Silverman's Wikipedia entry is here, and I, a big fan, wrote about him here.
In that interview he mentions that he does not try to maintain a consistent style. However, he thinks this of his more recent work: "It’s evolving a bit because a lot of my painting now has got a high degree of finish, more than it had twenty years ago. It used to be more pastel-related with a lot more brushstrokes. Now it’s more hidden. So a lot of the ways that I apply paint have changed, and it takes more time. I’m not a patient nine-to-five painter."
Regaarding Cézanne: "I couldn’t respond to Cézanne’s still lifes or even his card players. His landscapes are highly-prized for qualities I just cannot discern. There is a pleasure principle in all art, OK? For me that must include something else which is incredibly important, which is what I talked about before—that human element."
Regarding Picasso: "Picasso’s vaunted skills were overrated: his early paintings were still quite ordinary and repetitious of then contemporary Spanish artists. And he systematically aped Lautrec and Edvard Munch before turning image-making on its head with Les Demoiselles d’Avignon. These are arrogant things for me to say. I’m clearly not considered an important enough critic. But think of this: there are only a couple of serious negative critiques in print among all the tons of Picasso books written since he became famous."
Regarding John Singer Sargent: "Yeah, I thought he was a bit too glib, and next to Rembrandt appeared superficial.
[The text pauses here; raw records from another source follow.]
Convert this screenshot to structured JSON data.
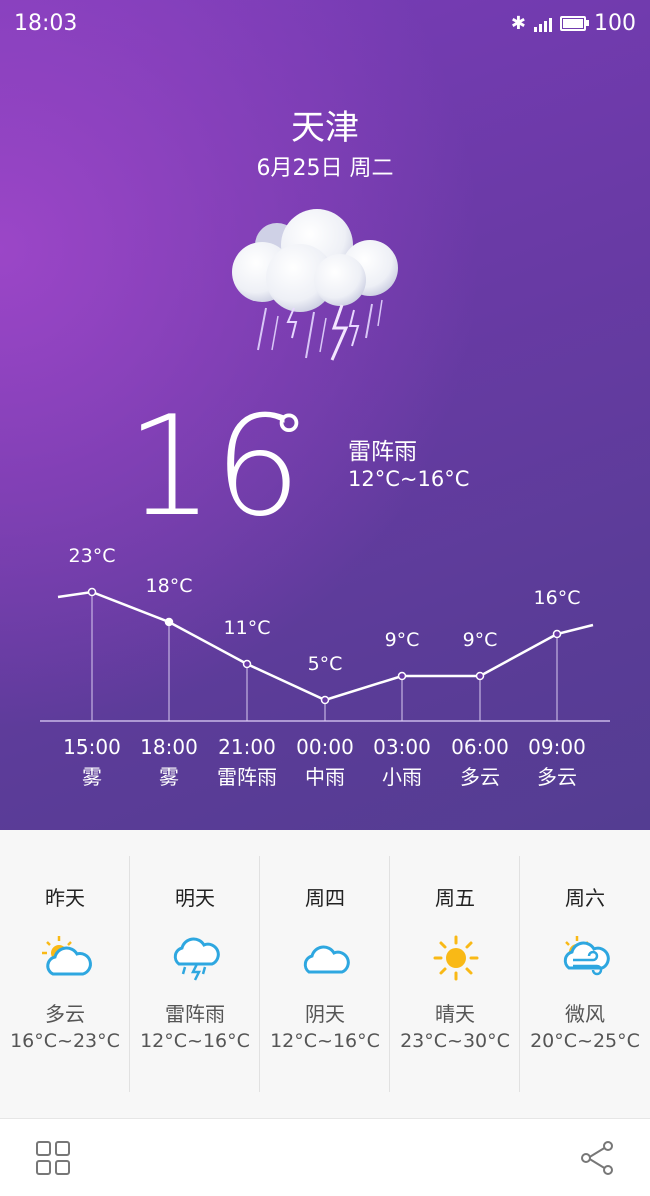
{
  "status": {
    "time": "18:03",
    "battery": "100"
  },
  "header": {
    "city": "天津",
    "date": "6月25日 周二"
  },
  "current": {
    "temp": "16",
    "degree": "°",
    "condition": "雷阵雨",
    "range": "12°C~16°C",
    "icon": "thunderstorm-cloud-icon"
  },
  "chart_data": {
    "type": "line",
    "x": [
      "15:00",
      "18:00",
      "21:00",
      "00:00",
      "03:00",
      "06:00",
      "09:00"
    ],
    "conditions": [
      "雾",
      "雾",
      "雷阵雨",
      "中雨",
      "小雨",
      "多云",
      "多云"
    ],
    "series": [
      {
        "values": [
          23,
          18,
          11,
          5,
          9,
          9,
          16
        ]
      }
    ],
    "labels": [
      "23°C",
      "18°C",
      "11°C",
      "5°C",
      "9°C",
      "9°C",
      "16°C"
    ]
  },
  "forecast": [
    {
      "name": "昨天",
      "icon": "partly-cloudy-icon",
      "desc": "多云",
      "range": "16°C~23°C"
    },
    {
      "name": "明天",
      "icon": "thunder-rain-icon",
      "desc": "雷阵雨",
      "range": "12°C~16°C"
    },
    {
      "name": "周四",
      "icon": "cloudy-icon",
      "desc": "阴天",
      "range": "12°C~16°C"
    },
    {
      "name": "周五",
      "icon": "sunny-icon",
      "desc": "晴天",
      "range": "23°C~30°C"
    },
    {
      "name": "周六",
      "icon": "breeze-icon",
      "desc": "微风",
      "range": "20°C~25°C"
    }
  ],
  "colors": {
    "sky": "#6a3aa6",
    "sun": "#f9b916",
    "cloud": "#2ea7e0"
  },
  "toolbar": {
    "left_icon": "grid-icon",
    "right_icon": "share-icon"
  }
}
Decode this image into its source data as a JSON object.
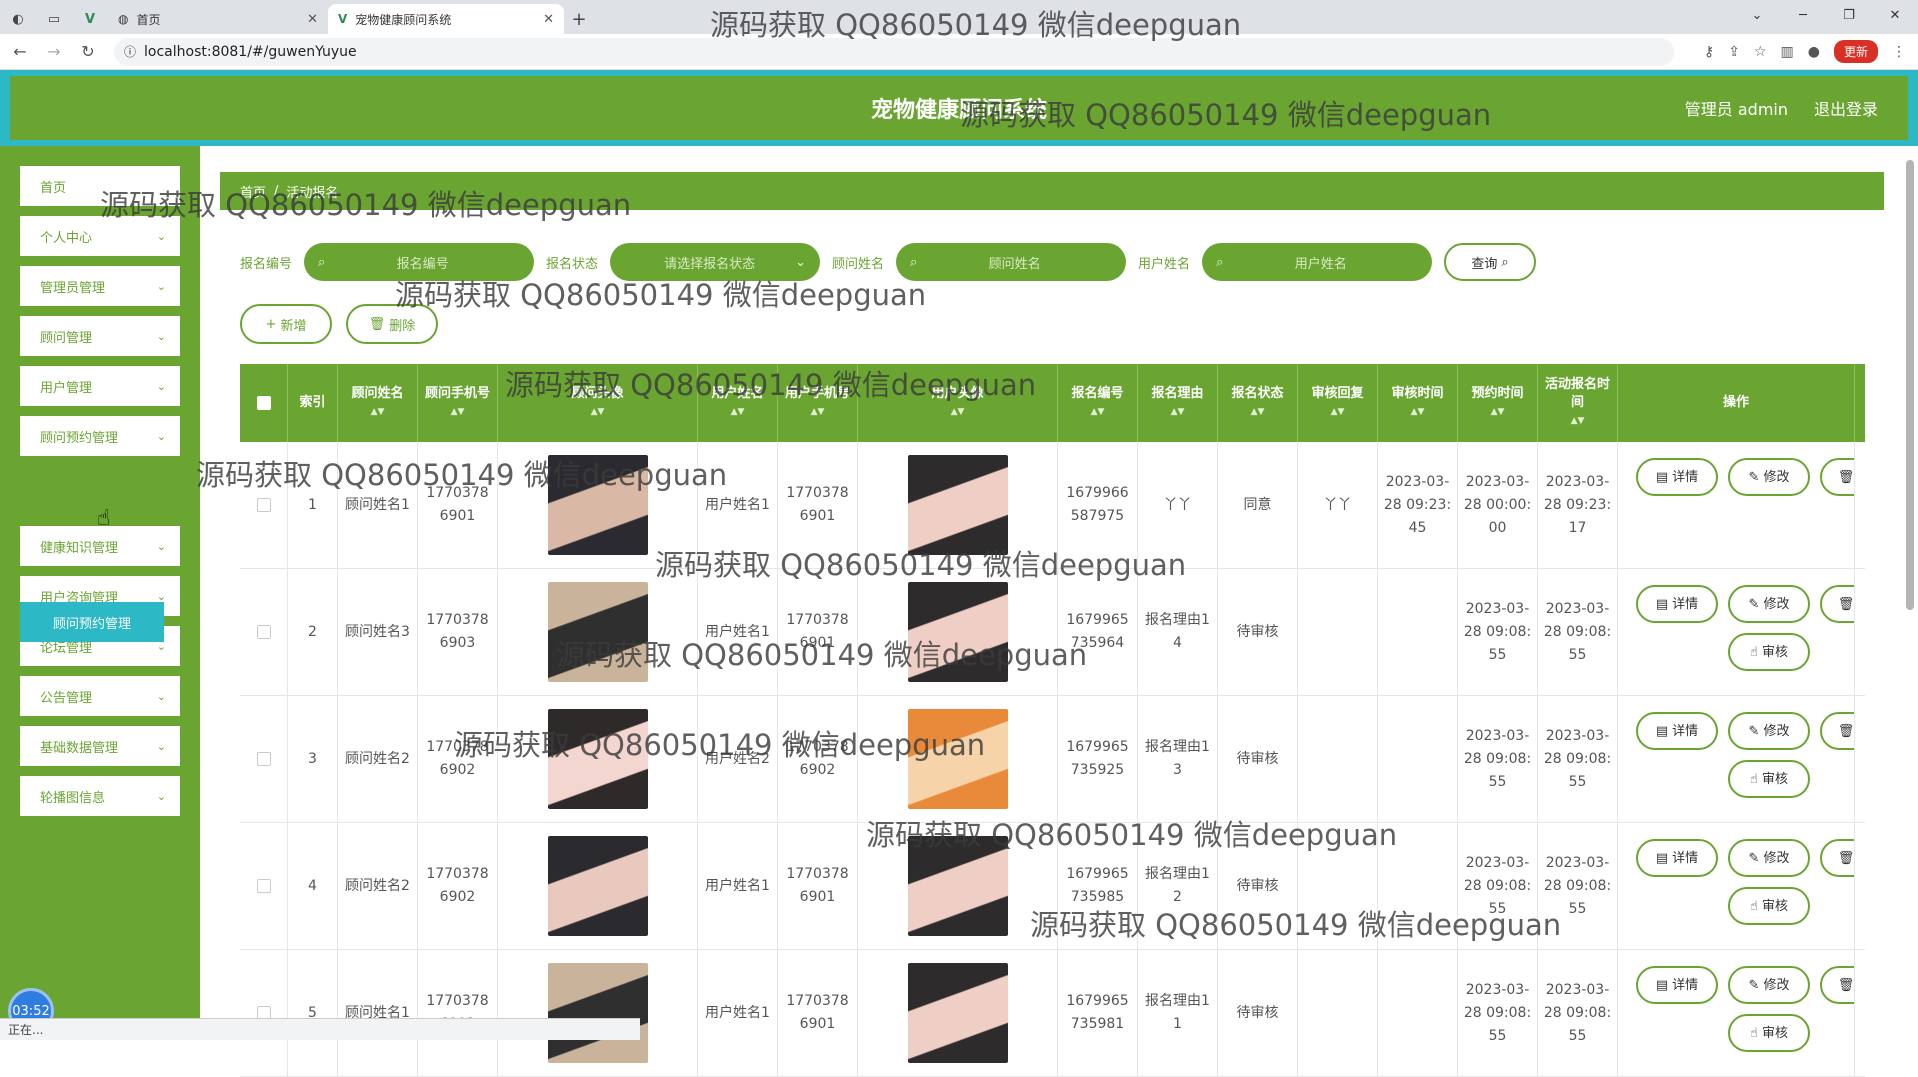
{
  "browser": {
    "tabs": [
      {
        "label": "首页"
      },
      {
        "label": "宠物健康顾问系统"
      }
    ],
    "url": "localhost:8081/#/guwenYuyue",
    "update_label": "更新"
  },
  "header": {
    "title": "宠物健康顾问系统",
    "user": "管理员 admin",
    "logout": "退出登录"
  },
  "sidebar": {
    "items": [
      {
        "label": "首页",
        "has_chevron": false
      },
      {
        "label": "个人中心",
        "has_chevron": true
      },
      {
        "label": "管理员管理",
        "has_chevron": true
      },
      {
        "label": "顾问管理",
        "has_chevron": true
      },
      {
        "label": "用户管理",
        "has_chevron": true
      },
      {
        "label": "顾问预约管理",
        "has_chevron": true
      },
      {
        "label": "健康知识管理",
        "has_chevron": true
      },
      {
        "label": "用户咨询管理",
        "has_chevron": true
      },
      {
        "label": "论坛管理",
        "has_chevron": true
      },
      {
        "label": "公告管理",
        "has_chevron": true
      },
      {
        "label": "基础数据管理",
        "has_chevron": true
      },
      {
        "label": "轮播图信息",
        "has_chevron": true
      }
    ],
    "active_sub": "顾问预约管理"
  },
  "breadcrumb": {
    "home": "首页",
    "separator": "/",
    "current": "活动报名"
  },
  "search": {
    "fields": [
      {
        "label": "报名编号",
        "placeholder": "报名编号",
        "type": "input"
      },
      {
        "label": "报名状态",
        "placeholder": "请选择报名状态",
        "type": "select"
      },
      {
        "label": "顾问姓名",
        "placeholder": "顾问姓名",
        "type": "input"
      },
      {
        "label": "用户姓名",
        "placeholder": "用户姓名",
        "type": "input"
      }
    ],
    "query_label": "查询"
  },
  "actions": {
    "add_label": "新增",
    "delete_label": "删除"
  },
  "table": {
    "columns": [
      "索引",
      "顾问姓名",
      "顾问手机号",
      "顾问头像",
      "用户姓名",
      "用户手机号",
      "用户头像",
      "报名编号",
      "报名理由",
      "报名状态",
      "审核回复",
      "审核时间",
      "预约时间",
      "活动报名时间",
      "操作"
    ],
    "rows": [
      {
        "idx": "1",
        "gname": "顾问姓名1",
        "gphone": "17703786901",
        "uname": "用户姓名1",
        "uphone": "17703786901",
        "no": "1679966587975",
        "reason": "丫丫",
        "status": "同意",
        "reply": "丫丫",
        "audit_time": "2023-03-28 09:23:45",
        "book_time": "2023-03-28 00:00:00",
        "apply_time": "2023-03-28 09:23:17",
        "can_audit": false
      },
      {
        "idx": "2",
        "gname": "顾问姓名3",
        "gphone": "17703786903",
        "uname": "用户姓名1",
        "uphone": "17703786901",
        "no": "1679965735964",
        "reason": "报名理由14",
        "status": "待审核",
        "reply": "",
        "audit_time": "",
        "book_time": "2023-03-28 09:08:55",
        "apply_time": "2023-03-28 09:08:55",
        "can_audit": true
      },
      {
        "idx": "3",
        "gname": "顾问姓名2",
        "gphone": "17703786902",
        "uname": "用户姓名2",
        "uphone": "17703786902",
        "no": "1679965735925",
        "reason": "报名理由13",
        "status": "待审核",
        "reply": "",
        "audit_time": "",
        "book_time": "2023-03-28 09:08:55",
        "apply_time": "2023-03-28 09:08:55",
        "can_audit": true
      },
      {
        "idx": "4",
        "gname": "顾问姓名2",
        "gphone": "17703786902",
        "uname": "用户姓名1",
        "uphone": "17703786901",
        "no": "1679965735985",
        "reason": "报名理由12",
        "status": "待审核",
        "reply": "",
        "audit_time": "",
        "book_time": "2023-03-28 09:08:55",
        "apply_time": "2023-03-28 09:08:55",
        "can_audit": true
      },
      {
        "idx": "5",
        "gname": "顾问姓名1",
        "gphone": "17703786901",
        "uname": "用户姓名1",
        "uphone": "17703786901",
        "no": "1679965735981",
        "reason": "报名理由11",
        "status": "待审核",
        "reply": "",
        "audit_time": "",
        "book_time": "2023-03-28 09:08:55",
        "apply_time": "2023-03-28 09:08:55",
        "can_audit": true
      }
    ],
    "op_labels": {
      "detail": "详情",
      "edit": "修改",
      "delete": "删除",
      "audit": "审核"
    }
  },
  "watermark": "源码获取 QQ86050149 微信deepguan",
  "timer": "03:52",
  "statusbar": "正在...",
  "colors": {
    "primary": "#6aa532",
    "accent": "#2cb8c4"
  }
}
I changed my mind. I see that he made certain elements of his painting appealing to the people he was actually dissecting. They looked only at the appurtenances. You know the dresses, the furniture, the setting to sanctify their wealth. The idea that Sargent was a premier coup painter—one touch and you’re done—absolutely wrong. You have to really look at the paintings of the features, the heads. They are very considered, and they are constructed by many layers of built-up paint. That is where their luminosity comes from. A lot of them are extremely penetrating, psychologically-attuned portraits."
I agree to all of that.
An example of his late illustration work. Note the thin, black lines on the sketchily painted pantlegs and elsewhere. We will find more examples below..
Silverman's thin black lines have intrigued me for years. In this demonstration, he first blocked in the head and then added the black. Here it seems to have mostly been applied using a thin brush. But the very thin, regular lines were probably applied using the edge of a palette knife.
Note the thin, black lines on the sleeve and hand. He sometimes chose not to paint over all of them, though he might, in this case.
A fairly recent painting made when Silverman was around 80 years old. Very "finished."
Probably Claire, his wife. Note traces of black lines.
Silverman also painted New York scenes where the subjects were behind glass windows.
He makes use of photography as reference and take-off points. Here a photo might have helped him with the window reflections.